— WHAT TO DO —
From the entries below, count the lines holding the word "Documents" and give nothing but the number.

— AVAILABLE DATA —
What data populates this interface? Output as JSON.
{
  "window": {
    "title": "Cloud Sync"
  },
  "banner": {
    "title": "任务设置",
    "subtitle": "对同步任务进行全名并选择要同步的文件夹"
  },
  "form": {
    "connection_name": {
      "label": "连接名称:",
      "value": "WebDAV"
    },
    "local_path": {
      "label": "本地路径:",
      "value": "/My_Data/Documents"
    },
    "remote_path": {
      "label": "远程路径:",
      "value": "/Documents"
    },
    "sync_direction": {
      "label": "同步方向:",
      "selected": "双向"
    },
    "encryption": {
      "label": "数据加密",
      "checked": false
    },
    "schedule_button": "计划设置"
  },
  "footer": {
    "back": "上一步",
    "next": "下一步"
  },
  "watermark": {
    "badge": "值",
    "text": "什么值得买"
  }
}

— WORKED SOLUTION —
2